Self promotion is okay within reason. But the reality is and whether you see it or not, we live in a world where there is suffering, poverty and people in need of the very things that we all take for granted every single day — all while we tweet, retweet and brag about how many lists we are on. Most of us live in a bubble and have no idea what is going on in the world around us. Now imagine this just for a second. Imagine if we refocused our conversations just a little — and instead of spending time tweeting that we just updated our “about page” on our blog or thanking people for reaching a thousand Twitter followers – that we shared something so much more important and impactful.  I am not talking about sports scores, what’s for dinner or complaining about receiving poor customer service from an airline. I am talking about conversations that make people aware of the problems that exist globally and even in our own neighborhoods like poverty, sex trafficking and cancer to name a few. These are all global problems and using “our” collective influence to not only make people aware of an issue but actually do something about it would make a tremendous impact.  I am talking to myself here too; and this is the reason why I am donating 100% of my book royalties to Not For Sale.

A few years ago, my dear friends Jennifer Leggio, Gabriel Carrejo and I started the Silicon Valley Tweetup. Over the last two years, we have supported organizations like the Anissa Lopez Foundation, George Mark Children’s House, Twitter Kids of Tanzania, San Jose Family Shelter, the American Cancer Societies Relay For Life and Fair Fund. I am proud to say that we have not only raised awareness about these organizations but also raised several thousands of dollars. It’s something I am so very proud of to know that we have made such an impact in people’s lives.

Wouldn’t it be awesome if Klout’s algorithm actually took into consideration the conversations we have about some of these issues? Better yet, what about our financial contributions? I wonder how many folks would be willing to share their Klout scores if that was the case. Probably not a lot and I find that to be a huge problem.

What say you Klout? Any possibility of seeing a @kloutforgood anytime in the future?

About Michael Brito

Michael Brito has been making things happen online since 1996 with a legit hustle. He gets mad when the 49ers lose, really mad. Feel free to follow him on Twitter.

  • Anonymous

    I dig the idea, Michael. I think it could work, at worst, those who are obsessed with their Klout score would probably donate tons of money just to make sure things stayed on the rise. I think what is more important here though is how can Klout, or anything else that strokes our egos, leverage their services/offerings to make people socially aware without a direct tie-in? I ask that question because I notice when you put a direct “goal” or end result to something, once it’s reached the action halts. Or it will continue if the stakes are higher. So how can Klout, Twitter, Foursquare or any of these other sties and services leverage doing good for the sake of doing good?
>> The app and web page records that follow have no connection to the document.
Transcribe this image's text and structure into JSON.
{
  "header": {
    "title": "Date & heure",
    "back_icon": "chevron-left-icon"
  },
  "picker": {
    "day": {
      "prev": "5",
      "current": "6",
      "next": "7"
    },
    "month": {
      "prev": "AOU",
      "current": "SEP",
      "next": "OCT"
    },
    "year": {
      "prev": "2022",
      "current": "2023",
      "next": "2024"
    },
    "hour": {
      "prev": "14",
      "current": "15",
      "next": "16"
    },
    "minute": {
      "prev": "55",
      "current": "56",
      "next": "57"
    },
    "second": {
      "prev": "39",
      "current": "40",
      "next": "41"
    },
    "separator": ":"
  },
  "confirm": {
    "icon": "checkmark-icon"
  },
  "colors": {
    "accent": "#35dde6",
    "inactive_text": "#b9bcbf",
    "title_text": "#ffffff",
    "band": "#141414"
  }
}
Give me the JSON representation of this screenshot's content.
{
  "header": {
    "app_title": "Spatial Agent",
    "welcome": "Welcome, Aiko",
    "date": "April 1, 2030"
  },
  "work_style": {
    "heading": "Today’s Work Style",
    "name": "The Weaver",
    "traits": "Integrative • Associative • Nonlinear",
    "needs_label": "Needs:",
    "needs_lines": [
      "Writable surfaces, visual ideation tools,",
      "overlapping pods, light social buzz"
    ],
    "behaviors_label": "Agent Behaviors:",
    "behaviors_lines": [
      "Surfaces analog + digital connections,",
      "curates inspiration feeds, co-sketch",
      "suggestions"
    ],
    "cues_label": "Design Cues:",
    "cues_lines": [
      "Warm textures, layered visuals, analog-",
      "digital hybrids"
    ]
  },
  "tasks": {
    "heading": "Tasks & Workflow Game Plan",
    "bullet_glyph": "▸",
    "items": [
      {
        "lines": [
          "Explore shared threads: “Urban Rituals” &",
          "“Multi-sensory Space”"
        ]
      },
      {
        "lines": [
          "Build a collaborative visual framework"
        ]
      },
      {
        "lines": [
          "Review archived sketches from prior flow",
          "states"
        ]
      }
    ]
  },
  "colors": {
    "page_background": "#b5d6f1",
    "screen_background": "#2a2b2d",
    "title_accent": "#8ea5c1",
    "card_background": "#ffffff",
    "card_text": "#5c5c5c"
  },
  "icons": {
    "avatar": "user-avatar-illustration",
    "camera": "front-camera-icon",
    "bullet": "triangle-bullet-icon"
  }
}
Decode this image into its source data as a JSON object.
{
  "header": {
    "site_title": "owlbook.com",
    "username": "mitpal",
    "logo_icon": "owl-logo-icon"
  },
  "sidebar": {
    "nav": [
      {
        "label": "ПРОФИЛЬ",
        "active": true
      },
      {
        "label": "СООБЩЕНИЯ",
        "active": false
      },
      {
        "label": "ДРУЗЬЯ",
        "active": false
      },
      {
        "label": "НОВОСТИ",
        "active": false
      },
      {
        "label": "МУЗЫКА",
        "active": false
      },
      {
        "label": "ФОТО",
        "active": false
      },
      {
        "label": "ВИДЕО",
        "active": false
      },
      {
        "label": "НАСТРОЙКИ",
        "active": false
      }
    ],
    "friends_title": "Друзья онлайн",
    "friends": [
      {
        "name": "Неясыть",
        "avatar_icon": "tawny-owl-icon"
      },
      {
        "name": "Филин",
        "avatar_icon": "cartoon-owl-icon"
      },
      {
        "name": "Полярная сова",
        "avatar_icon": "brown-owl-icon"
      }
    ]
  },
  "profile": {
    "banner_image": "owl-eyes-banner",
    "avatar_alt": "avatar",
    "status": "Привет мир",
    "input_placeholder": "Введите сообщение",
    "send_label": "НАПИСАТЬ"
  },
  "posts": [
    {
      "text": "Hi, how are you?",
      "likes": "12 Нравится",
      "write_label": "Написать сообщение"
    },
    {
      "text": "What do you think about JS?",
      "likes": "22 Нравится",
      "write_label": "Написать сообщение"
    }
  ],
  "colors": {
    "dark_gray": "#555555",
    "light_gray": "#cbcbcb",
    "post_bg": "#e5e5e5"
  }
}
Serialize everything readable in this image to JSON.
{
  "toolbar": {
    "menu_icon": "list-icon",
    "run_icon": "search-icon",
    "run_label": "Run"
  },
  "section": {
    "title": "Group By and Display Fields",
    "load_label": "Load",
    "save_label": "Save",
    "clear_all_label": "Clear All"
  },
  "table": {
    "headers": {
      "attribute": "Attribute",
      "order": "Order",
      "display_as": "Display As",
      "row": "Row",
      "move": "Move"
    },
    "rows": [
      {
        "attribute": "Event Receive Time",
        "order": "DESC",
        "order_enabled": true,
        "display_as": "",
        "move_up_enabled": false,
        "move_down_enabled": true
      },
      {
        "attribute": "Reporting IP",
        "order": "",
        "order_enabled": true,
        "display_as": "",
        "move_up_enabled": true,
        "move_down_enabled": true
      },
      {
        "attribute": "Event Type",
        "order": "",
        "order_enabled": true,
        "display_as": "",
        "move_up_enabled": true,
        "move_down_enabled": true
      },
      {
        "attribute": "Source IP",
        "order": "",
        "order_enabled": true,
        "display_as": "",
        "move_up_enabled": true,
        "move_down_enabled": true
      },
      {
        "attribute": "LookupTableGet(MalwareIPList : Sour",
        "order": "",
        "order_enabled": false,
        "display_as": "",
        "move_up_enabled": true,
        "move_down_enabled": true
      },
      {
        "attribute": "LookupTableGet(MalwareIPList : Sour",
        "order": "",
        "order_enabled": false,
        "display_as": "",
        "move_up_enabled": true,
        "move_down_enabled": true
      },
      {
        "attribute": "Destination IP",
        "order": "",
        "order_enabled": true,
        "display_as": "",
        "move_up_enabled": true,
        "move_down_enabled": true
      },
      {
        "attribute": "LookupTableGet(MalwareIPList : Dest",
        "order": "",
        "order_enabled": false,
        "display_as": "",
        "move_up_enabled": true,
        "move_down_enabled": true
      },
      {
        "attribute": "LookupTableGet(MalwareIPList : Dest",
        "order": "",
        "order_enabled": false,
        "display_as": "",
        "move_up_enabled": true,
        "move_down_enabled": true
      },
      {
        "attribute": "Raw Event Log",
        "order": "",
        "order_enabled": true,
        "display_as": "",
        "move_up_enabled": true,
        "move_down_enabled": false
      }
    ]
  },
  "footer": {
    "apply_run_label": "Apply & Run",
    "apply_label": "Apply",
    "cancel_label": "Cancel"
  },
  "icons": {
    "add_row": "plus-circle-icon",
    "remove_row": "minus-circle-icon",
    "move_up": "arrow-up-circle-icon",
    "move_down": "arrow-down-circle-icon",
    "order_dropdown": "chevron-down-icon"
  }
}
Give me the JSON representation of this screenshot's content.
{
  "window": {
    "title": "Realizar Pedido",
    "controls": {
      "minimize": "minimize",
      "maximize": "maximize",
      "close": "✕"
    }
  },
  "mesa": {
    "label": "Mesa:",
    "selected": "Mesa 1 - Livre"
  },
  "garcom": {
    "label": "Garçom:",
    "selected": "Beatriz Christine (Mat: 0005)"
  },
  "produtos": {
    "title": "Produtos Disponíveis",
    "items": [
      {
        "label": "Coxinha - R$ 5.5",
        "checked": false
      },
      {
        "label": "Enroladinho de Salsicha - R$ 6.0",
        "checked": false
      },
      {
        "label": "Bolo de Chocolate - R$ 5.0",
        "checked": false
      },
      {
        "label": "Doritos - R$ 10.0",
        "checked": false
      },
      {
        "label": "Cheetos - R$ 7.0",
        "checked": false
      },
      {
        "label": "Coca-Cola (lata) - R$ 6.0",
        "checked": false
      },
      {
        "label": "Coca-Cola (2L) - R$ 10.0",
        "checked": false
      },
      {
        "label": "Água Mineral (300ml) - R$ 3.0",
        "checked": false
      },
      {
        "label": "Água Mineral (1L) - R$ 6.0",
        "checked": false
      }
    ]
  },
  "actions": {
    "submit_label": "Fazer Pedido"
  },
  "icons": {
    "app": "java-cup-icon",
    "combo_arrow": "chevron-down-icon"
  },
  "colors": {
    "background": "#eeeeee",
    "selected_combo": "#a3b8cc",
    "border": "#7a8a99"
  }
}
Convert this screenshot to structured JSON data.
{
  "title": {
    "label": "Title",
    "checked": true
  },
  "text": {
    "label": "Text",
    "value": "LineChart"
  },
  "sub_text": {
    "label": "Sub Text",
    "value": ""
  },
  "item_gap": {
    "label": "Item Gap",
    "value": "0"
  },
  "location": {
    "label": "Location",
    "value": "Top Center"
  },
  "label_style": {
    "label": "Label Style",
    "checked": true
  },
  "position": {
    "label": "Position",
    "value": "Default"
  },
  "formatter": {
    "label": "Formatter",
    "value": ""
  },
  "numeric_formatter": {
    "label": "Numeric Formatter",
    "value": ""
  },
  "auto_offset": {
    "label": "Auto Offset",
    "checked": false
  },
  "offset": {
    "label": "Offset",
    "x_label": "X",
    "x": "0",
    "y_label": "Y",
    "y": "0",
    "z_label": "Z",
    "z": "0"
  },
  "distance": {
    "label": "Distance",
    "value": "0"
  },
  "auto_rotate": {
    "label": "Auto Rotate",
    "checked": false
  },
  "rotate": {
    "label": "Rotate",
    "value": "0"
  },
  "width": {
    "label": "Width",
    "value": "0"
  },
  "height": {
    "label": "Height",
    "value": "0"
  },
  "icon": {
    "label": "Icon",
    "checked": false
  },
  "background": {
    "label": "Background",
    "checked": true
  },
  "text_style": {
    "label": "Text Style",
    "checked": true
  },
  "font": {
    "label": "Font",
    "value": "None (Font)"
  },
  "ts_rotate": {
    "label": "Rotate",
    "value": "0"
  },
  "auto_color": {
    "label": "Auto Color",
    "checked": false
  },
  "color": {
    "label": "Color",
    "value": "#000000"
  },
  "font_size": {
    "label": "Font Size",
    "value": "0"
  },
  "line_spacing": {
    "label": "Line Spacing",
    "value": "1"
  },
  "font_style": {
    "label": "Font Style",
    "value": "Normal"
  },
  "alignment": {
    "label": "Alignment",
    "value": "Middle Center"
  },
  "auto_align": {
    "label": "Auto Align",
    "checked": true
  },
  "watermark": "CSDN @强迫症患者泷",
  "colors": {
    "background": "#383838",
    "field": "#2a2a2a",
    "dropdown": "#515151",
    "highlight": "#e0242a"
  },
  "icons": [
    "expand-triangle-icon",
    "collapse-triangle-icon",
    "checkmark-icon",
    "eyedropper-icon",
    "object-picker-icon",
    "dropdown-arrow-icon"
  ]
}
  • Stan Faryna

    Do good period. I’m beyond hoping for the species to gird up its loins and empathize with the hungry, the thirsty, the poor, the sick, the dying, etc. Let’s gamify do gooding for the sake of wonderful outcomes. Frankly, if we wait patiently for most people to come to an understanding of a world of we at their snail-like pace… more will suffer, anguish and die while we pat ourselves on the back for being spiritually enlightened.

    Can you dig it?!

  • Ryan Critchett

    That would be huge. @kloutforgood:twitter makes perfect sense to me. 

  • Michael Brito

    Stan — with you on that. Unfortunately, some people need incentives to do good. @Klout for Good would be away to motivate the communities to take action. I agree with you 100%.

  • Michael Brito


    Not sure if it can be done technically…  I am not that smart.  I am sure it can. Hopefully Klout is listening. It’s good business to help others.

  • David Rosen

    How about a small modification on that…a Klout score based on the TOPIC of the good.  They could rank the relative Klout that different diseases have based on the scores of people who tweet about them.  I’m sure we’d learn something interesting about ourselves. 

  • Michael Brito

    that’s a really good idea David.  Wonder if Klout is listening! : )